About this exercise → Your answer should consist of each line below that includes the word "JSON".

Entries taken from a collection →

**********

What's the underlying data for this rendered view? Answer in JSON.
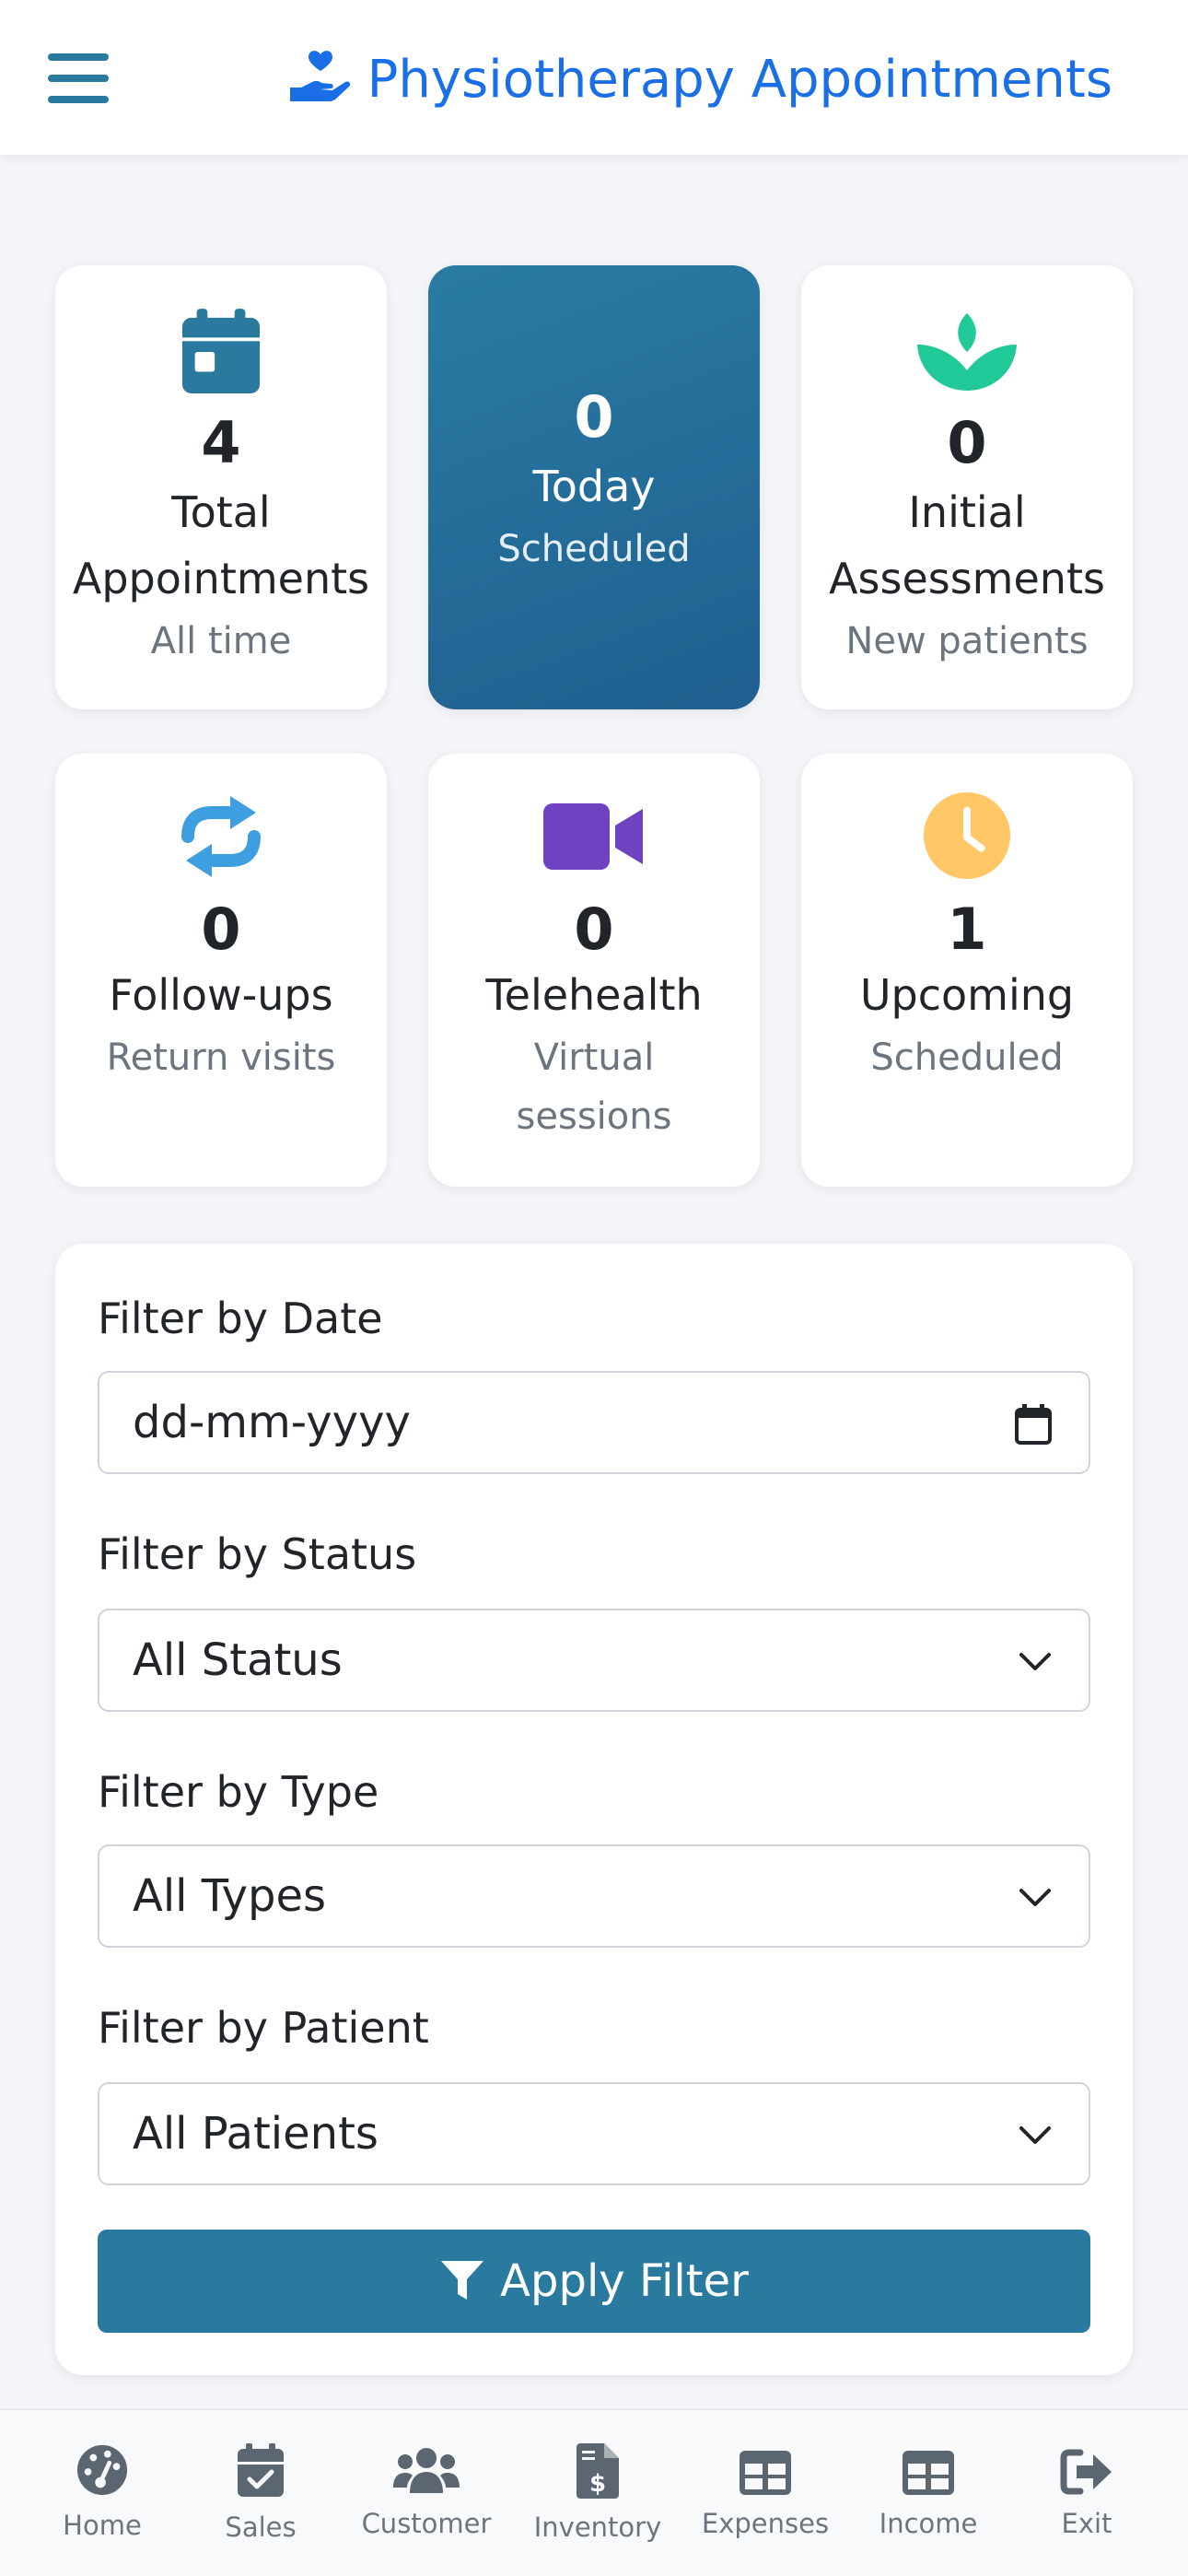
{
  "header": {
    "title": "Physiotherapy Appointments",
    "menu_icon": "hamburger-icon",
    "brand_icon": "hand-holding-heart-icon"
  },
  "stats": [
    {
      "number": "4",
      "label_line1": "Total",
      "label_line2": "Appointments",
      "sub": "All time",
      "icon": "calendar-icon",
      "color": "#2a7aa0"
    },
    {
      "number": "0",
      "label_line1": "Today",
      "sub": "Scheduled",
      "active": true
    },
    {
      "number": "0",
      "label_line1": "Initial",
      "label_line2": "Assessments",
      "sub": "New patients",
      "icon": "spa-icon",
      "color": "#20c997"
    },
    {
      "number": "0",
      "label_line1": "Follow-ups",
      "sub": "Return visits",
      "icon": "repeat-icon",
      "color": "#3d9ee0"
    },
    {
      "number": "0",
      "label_line1": "Telehealth",
      "sub_line1": "Virtual",
      "sub_line2": "sessions",
      "icon": "video-icon",
      "color": "#6f42c1"
    },
    {
      "number": "1",
      "label_line1": "Upcoming",
      "sub": "Scheduled",
      "icon": "clock-icon",
      "color": "#ffc766"
    }
  ],
  "filters": {
    "date_label": "Filter by Date",
    "date_placeholder": "dd-mm-yyyy",
    "status_label": "Filter by Status",
    "status_value": "All Status",
    "type_label": "Filter by Type",
    "type_value": "All Types",
    "patient_label": "Filter by Patient",
    "patient_value": "All Patients",
    "apply_label": "Apply Filter"
  },
  "nav": [
    {
      "label": "Home",
      "icon": "gauge-icon"
    },
    {
      "label": "Sales",
      "icon": "calendar-check-icon"
    },
    {
      "label": "Customer",
      "icon": "users-icon"
    },
    {
      "label": "Inventory",
      "icon": "file-invoice-dollar-icon"
    },
    {
      "label": "Expenses",
      "icon": "table-icon"
    },
    {
      "label": "Income",
      "icon": "table-icon"
    },
    {
      "label": "Exit",
      "icon": "sign-out-icon"
    }
  ]
}
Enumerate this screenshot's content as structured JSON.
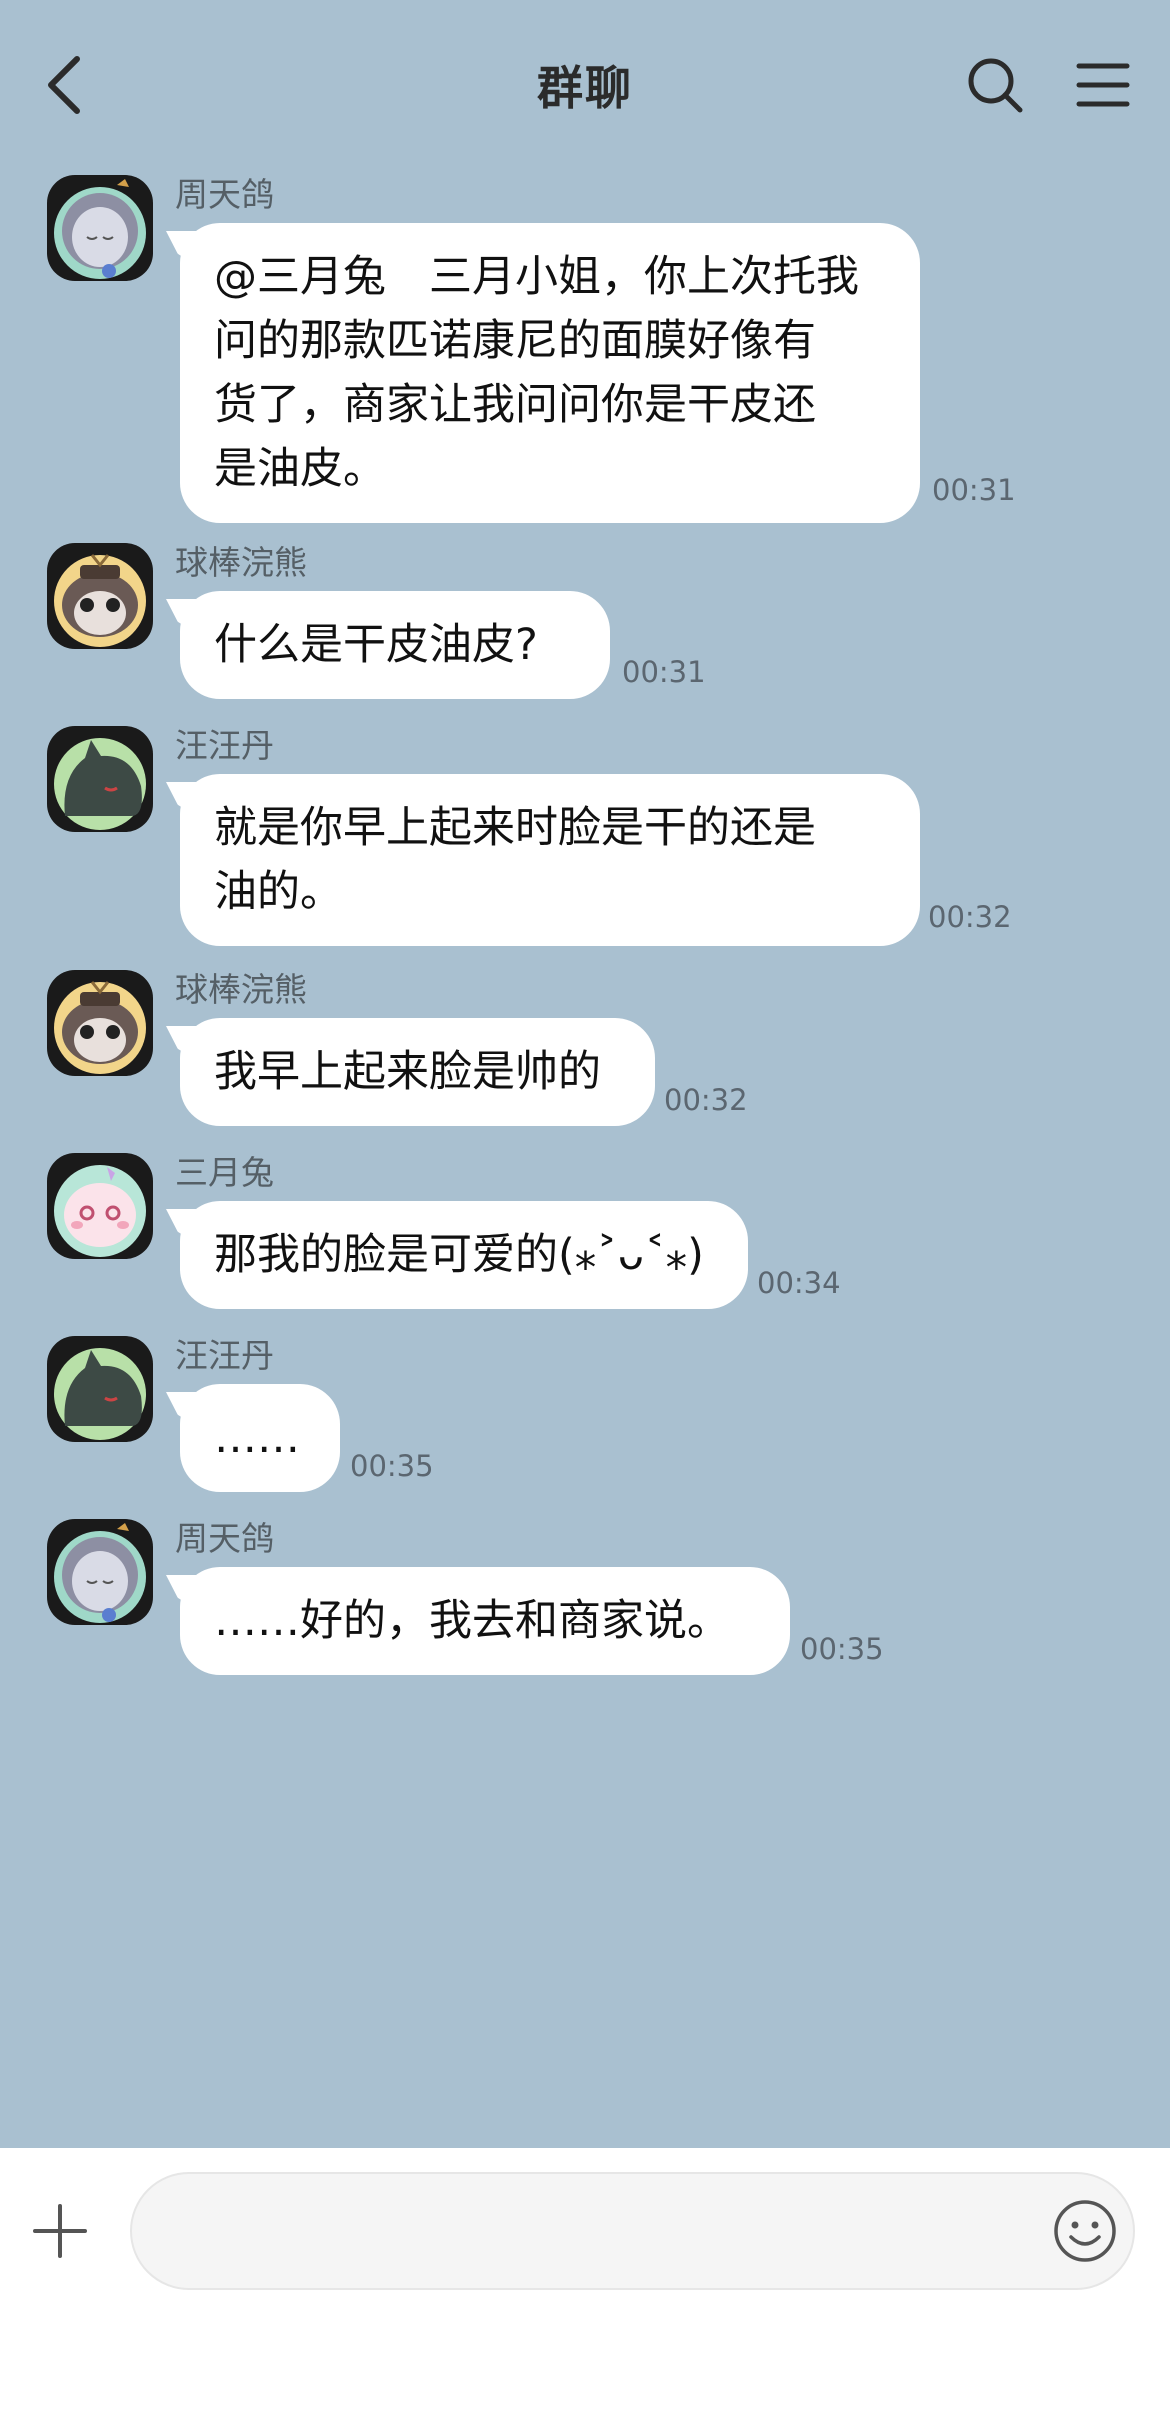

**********

Solution →
What's the underlying data for this rendered view? Answer in JSON.
Enumerate this screenshot's content as structured JSON.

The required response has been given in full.